I always forget what a pain painting can be. And the older I get the more literal I mean that. My quads have been on inactive duty since around October so after just a few hours of squatting, stretching, bending, and climbing I was feeling like rubber.
Although I'm a big fan of color - who isn't - I'm also becoming a disciple of the school that says gardens should have a limited color palette. To that end, I'm trying to move toward the classic brown, white, and green color combo.
That meant that my red and white shed would need a latex bath of Behr's Sweet Molasses.
This is the view from our back porch. The shed dominates the scene in all weathers. While many guests (and at least one member of my family) have remarked about how quaint it looks, I found myself wanting to notice it less often. I want the plants to be the star when they grow in.
After a couple days, this is what I ended up with:
It still holds some visual weight, but I think that's more of a result of its size than its color.
Growing up on either side of the window are climbing roses that will someday cover a majority of the shed in profuse white blooms for months on end. I'm looking forward to that.
One more thing: I had a poetry teacher that used to tell us that we needed to know the rules before we could break the rules.

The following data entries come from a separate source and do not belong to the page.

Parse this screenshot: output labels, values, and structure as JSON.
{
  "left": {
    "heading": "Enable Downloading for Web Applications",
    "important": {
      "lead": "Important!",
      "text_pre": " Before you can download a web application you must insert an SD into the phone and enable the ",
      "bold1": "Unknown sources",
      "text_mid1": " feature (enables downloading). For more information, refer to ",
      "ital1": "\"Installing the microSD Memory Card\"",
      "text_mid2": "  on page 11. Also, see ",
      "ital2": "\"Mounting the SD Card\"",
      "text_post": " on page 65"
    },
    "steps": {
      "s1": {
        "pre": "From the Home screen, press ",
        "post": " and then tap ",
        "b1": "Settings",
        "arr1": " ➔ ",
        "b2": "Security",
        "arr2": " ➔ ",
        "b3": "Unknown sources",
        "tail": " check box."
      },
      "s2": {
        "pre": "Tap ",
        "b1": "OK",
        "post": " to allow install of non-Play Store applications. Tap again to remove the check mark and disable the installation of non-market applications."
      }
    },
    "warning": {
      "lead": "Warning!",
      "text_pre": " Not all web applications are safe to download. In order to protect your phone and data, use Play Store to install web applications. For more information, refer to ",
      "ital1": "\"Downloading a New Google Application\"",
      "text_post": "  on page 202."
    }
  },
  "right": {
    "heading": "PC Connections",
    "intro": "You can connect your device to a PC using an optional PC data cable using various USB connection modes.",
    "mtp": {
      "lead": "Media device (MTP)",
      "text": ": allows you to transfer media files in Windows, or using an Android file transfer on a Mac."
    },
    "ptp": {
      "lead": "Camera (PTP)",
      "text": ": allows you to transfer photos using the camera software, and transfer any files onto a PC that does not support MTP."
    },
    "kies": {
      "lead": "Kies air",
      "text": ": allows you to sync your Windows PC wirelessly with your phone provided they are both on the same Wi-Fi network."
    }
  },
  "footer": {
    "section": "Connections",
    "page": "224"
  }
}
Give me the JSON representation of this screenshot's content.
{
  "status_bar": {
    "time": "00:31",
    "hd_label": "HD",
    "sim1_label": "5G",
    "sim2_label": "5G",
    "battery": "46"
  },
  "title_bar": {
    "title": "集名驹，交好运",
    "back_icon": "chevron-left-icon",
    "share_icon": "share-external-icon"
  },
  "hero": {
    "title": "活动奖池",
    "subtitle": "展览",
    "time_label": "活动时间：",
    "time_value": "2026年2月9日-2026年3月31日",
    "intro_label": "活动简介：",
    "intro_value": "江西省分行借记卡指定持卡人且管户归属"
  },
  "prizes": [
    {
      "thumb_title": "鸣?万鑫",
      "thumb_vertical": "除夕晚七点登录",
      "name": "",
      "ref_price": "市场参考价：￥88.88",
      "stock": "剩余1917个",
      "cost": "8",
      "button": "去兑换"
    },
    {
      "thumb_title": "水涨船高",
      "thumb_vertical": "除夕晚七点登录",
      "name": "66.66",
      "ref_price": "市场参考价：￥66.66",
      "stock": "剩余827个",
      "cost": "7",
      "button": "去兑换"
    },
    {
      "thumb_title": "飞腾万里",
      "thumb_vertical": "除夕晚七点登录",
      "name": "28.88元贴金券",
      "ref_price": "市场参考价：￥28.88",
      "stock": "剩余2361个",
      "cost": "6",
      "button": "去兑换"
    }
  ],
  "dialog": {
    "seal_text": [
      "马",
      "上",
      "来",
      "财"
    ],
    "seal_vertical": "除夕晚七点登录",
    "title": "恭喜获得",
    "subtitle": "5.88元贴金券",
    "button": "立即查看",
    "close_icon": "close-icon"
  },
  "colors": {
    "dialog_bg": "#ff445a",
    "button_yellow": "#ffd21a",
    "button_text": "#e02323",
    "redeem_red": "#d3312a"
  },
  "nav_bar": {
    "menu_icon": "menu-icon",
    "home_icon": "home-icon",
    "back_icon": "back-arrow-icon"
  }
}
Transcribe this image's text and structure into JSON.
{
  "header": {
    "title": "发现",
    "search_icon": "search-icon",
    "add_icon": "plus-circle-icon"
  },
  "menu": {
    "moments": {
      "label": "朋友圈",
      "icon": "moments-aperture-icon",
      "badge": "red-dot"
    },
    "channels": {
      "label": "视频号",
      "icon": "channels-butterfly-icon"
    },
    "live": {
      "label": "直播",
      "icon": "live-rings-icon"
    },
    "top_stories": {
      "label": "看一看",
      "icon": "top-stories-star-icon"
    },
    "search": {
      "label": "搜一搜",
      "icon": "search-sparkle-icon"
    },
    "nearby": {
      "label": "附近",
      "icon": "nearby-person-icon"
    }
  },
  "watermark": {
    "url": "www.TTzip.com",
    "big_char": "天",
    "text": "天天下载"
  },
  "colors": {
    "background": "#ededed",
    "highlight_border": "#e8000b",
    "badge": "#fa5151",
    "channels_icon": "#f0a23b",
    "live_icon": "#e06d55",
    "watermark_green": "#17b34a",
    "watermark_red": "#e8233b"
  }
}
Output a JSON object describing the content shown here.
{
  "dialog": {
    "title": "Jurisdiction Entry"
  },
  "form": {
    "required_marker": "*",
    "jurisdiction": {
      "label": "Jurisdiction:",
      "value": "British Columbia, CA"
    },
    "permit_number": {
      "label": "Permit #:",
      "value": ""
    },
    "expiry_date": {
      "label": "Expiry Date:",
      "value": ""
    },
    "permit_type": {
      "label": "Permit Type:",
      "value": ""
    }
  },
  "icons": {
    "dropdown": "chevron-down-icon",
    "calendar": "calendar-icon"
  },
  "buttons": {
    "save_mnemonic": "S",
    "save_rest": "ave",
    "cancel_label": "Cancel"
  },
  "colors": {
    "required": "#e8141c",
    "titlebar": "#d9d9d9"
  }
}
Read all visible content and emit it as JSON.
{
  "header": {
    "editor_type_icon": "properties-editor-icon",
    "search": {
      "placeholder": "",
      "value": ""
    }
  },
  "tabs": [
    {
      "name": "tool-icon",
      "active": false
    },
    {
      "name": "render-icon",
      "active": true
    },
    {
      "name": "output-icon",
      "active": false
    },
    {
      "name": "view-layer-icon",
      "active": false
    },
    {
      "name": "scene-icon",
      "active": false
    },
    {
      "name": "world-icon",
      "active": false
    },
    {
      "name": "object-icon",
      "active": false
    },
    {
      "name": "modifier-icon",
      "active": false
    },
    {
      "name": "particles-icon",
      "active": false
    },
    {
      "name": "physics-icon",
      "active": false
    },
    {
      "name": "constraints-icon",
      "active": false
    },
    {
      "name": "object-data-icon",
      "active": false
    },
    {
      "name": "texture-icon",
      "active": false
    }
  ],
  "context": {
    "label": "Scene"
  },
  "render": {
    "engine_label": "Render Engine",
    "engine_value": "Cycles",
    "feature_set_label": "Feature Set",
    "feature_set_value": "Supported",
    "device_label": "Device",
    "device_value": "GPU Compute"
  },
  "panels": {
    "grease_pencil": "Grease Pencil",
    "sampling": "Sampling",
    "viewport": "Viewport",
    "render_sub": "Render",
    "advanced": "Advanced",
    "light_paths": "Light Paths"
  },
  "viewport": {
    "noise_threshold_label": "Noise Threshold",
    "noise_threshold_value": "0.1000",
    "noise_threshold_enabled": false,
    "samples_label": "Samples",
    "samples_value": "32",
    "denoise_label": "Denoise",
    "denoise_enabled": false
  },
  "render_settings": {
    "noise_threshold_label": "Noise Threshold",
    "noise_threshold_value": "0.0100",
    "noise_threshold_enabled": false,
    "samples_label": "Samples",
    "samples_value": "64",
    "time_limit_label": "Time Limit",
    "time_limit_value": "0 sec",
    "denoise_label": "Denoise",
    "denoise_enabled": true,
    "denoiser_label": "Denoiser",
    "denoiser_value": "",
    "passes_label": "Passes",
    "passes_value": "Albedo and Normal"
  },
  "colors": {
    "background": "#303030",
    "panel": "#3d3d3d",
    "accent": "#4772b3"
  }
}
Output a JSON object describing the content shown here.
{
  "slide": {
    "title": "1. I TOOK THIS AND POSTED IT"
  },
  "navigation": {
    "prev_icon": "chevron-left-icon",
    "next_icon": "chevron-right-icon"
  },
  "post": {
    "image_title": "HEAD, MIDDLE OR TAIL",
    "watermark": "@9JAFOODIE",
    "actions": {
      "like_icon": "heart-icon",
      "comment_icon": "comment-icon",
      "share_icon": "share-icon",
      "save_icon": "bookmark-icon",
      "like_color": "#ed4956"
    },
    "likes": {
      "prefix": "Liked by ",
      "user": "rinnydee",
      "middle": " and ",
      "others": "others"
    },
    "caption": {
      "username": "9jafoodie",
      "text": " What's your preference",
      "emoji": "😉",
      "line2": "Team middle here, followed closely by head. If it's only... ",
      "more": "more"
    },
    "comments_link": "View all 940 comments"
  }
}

Well, if my rule is a color palette of green, brown, and white, I broke that rule with abandon when I let my daughter pick out the paint color for our Adirondack chairs.
We went from weathered (which I liked) but dirty (which no one liked)
To this eye-assaulting pop of color:
I really wanted to paint these a matching brown, but since this was a family project, I deferred to my daughter's choice. One of the best things about painting, and gardening, is that you can always change your mind.